__Required work__. How many lines of the entries below contain the string "loto"? State the number alone.

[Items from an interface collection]
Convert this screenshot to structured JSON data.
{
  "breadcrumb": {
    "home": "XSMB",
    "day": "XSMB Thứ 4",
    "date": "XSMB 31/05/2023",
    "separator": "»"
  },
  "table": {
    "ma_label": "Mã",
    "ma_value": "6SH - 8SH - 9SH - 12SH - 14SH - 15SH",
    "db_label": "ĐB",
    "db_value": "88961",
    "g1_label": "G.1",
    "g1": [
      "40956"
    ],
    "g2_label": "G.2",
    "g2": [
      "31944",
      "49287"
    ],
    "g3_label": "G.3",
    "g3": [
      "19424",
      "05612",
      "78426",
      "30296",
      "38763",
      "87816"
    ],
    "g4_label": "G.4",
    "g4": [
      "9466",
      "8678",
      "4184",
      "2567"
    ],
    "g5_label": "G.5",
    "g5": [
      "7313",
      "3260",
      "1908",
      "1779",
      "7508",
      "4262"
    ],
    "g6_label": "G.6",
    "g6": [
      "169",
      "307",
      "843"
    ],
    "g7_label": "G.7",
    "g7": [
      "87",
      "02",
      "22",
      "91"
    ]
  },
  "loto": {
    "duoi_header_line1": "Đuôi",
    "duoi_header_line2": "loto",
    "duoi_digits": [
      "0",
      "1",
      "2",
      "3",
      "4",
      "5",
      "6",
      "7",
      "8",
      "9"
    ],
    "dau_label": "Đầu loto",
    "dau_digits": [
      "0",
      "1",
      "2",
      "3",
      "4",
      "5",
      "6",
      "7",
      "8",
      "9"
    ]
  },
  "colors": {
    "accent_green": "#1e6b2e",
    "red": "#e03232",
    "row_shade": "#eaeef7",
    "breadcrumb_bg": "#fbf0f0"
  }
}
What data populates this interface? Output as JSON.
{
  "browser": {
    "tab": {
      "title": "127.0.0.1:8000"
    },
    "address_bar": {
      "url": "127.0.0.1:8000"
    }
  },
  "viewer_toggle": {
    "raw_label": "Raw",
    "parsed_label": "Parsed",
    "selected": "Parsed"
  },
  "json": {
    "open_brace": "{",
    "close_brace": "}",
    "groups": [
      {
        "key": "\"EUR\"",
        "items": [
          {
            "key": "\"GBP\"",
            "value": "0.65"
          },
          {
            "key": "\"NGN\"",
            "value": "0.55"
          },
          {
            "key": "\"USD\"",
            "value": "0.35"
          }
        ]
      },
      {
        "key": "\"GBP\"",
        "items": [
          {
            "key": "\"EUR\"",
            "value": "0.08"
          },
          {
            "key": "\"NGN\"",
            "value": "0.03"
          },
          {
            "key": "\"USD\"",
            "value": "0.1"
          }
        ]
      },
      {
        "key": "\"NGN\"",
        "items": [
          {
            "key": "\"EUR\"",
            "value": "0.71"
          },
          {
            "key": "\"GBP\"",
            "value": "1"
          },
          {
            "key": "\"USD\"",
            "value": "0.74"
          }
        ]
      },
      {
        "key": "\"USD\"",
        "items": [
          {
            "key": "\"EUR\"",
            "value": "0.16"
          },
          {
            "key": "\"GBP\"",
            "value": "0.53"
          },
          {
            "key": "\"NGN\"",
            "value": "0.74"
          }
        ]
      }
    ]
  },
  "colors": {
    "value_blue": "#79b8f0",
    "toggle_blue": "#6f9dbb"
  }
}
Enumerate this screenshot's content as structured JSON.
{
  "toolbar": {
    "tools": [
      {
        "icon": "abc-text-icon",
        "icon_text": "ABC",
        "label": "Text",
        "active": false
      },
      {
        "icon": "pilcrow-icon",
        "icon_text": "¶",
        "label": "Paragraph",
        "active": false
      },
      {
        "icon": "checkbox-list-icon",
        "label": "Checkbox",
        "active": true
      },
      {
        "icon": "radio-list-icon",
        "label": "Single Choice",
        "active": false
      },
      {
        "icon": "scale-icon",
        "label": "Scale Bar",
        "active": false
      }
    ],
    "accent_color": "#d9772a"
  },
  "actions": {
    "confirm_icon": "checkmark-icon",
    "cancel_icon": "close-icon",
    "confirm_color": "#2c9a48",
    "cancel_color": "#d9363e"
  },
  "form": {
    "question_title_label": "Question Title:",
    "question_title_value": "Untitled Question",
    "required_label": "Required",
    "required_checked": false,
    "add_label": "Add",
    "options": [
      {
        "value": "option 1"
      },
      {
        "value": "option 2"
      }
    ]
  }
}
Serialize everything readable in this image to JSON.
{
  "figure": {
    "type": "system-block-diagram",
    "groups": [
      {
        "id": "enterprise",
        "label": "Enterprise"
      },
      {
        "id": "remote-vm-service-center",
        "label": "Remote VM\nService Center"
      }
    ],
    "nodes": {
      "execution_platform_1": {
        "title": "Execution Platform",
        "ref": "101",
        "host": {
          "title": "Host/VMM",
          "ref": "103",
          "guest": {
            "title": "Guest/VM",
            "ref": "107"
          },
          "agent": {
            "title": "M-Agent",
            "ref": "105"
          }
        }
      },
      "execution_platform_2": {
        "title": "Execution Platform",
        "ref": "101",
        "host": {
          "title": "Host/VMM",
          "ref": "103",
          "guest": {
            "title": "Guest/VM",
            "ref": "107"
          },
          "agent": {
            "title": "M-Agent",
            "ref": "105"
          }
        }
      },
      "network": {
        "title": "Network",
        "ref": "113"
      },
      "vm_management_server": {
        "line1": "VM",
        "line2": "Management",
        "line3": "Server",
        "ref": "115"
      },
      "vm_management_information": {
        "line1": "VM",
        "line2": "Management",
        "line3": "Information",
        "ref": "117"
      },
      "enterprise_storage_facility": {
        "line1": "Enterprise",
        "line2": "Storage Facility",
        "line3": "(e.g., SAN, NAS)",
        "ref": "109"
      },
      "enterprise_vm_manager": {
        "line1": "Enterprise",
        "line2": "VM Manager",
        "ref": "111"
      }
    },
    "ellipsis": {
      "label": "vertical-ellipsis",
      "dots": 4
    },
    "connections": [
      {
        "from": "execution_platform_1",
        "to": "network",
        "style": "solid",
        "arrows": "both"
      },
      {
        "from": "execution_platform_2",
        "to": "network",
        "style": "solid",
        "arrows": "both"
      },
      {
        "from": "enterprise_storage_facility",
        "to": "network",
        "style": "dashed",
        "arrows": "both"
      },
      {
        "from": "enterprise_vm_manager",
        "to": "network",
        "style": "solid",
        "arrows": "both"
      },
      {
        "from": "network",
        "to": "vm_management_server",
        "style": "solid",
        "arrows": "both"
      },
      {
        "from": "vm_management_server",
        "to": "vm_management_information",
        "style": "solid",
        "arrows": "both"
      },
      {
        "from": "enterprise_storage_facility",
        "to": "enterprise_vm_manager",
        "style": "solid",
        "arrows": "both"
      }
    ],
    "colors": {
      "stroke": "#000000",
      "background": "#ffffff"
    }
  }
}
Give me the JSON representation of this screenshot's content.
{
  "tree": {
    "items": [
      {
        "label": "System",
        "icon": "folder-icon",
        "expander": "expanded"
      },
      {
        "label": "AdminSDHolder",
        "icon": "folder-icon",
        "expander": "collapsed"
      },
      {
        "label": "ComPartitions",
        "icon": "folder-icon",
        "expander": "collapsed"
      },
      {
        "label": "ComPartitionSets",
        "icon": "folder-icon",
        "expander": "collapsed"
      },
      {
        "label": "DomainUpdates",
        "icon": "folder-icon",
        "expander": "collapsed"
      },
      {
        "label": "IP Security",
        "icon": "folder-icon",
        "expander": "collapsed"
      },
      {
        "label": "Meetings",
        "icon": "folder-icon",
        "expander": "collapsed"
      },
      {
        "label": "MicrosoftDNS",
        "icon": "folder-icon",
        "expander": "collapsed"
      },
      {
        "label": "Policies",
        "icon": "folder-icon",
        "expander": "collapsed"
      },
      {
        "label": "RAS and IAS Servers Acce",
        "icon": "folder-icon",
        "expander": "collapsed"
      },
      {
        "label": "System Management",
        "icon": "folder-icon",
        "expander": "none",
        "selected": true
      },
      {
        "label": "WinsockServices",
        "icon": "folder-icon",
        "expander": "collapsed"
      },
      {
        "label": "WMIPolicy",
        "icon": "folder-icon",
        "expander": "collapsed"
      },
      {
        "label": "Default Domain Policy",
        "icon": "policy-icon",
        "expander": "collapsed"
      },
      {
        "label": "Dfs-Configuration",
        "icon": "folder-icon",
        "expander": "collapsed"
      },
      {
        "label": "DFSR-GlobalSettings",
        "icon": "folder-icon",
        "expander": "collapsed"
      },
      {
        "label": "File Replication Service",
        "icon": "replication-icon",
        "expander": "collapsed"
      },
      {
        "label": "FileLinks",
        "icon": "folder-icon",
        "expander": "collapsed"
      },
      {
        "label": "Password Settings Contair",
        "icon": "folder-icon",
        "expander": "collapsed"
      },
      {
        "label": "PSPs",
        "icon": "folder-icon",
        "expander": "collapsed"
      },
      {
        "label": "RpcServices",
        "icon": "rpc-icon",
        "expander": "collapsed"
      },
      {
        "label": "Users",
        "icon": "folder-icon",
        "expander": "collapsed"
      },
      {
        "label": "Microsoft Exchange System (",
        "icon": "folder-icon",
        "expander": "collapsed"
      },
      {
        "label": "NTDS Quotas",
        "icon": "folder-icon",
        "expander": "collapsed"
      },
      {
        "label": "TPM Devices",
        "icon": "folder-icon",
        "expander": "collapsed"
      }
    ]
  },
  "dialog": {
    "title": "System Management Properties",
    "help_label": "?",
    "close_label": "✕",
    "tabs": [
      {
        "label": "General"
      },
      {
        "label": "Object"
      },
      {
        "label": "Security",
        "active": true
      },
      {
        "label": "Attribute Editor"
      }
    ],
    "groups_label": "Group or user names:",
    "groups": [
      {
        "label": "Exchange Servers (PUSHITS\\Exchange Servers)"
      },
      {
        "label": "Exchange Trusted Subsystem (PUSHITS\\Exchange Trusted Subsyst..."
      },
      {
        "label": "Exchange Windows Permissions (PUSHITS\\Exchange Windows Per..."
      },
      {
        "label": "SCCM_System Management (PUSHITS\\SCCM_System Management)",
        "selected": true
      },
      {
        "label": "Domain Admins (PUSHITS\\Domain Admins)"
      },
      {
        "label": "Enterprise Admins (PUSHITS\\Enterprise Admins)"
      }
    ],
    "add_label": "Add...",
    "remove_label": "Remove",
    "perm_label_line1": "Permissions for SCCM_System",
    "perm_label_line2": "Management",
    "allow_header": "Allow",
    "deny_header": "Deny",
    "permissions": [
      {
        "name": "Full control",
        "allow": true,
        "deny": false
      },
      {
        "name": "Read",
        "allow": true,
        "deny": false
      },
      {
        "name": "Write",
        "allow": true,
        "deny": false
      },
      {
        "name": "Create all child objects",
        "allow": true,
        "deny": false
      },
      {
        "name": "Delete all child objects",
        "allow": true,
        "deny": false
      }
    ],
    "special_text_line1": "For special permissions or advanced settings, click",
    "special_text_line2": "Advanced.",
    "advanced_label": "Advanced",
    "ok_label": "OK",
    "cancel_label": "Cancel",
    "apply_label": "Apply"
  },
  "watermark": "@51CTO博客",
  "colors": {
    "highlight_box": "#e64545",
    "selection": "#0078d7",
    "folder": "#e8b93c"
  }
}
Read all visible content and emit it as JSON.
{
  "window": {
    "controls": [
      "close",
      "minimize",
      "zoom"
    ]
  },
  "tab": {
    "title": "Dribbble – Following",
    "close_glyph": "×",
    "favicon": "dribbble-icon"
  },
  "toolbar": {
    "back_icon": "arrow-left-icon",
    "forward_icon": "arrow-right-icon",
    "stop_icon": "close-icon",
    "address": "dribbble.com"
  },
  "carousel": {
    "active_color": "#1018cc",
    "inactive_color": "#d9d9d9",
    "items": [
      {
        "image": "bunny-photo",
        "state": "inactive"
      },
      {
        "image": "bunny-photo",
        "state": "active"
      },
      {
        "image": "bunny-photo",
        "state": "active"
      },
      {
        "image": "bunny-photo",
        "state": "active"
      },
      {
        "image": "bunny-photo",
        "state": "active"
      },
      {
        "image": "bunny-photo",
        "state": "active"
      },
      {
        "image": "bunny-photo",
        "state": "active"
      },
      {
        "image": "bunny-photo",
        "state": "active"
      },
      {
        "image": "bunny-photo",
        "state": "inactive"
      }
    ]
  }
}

__Answer section__. 3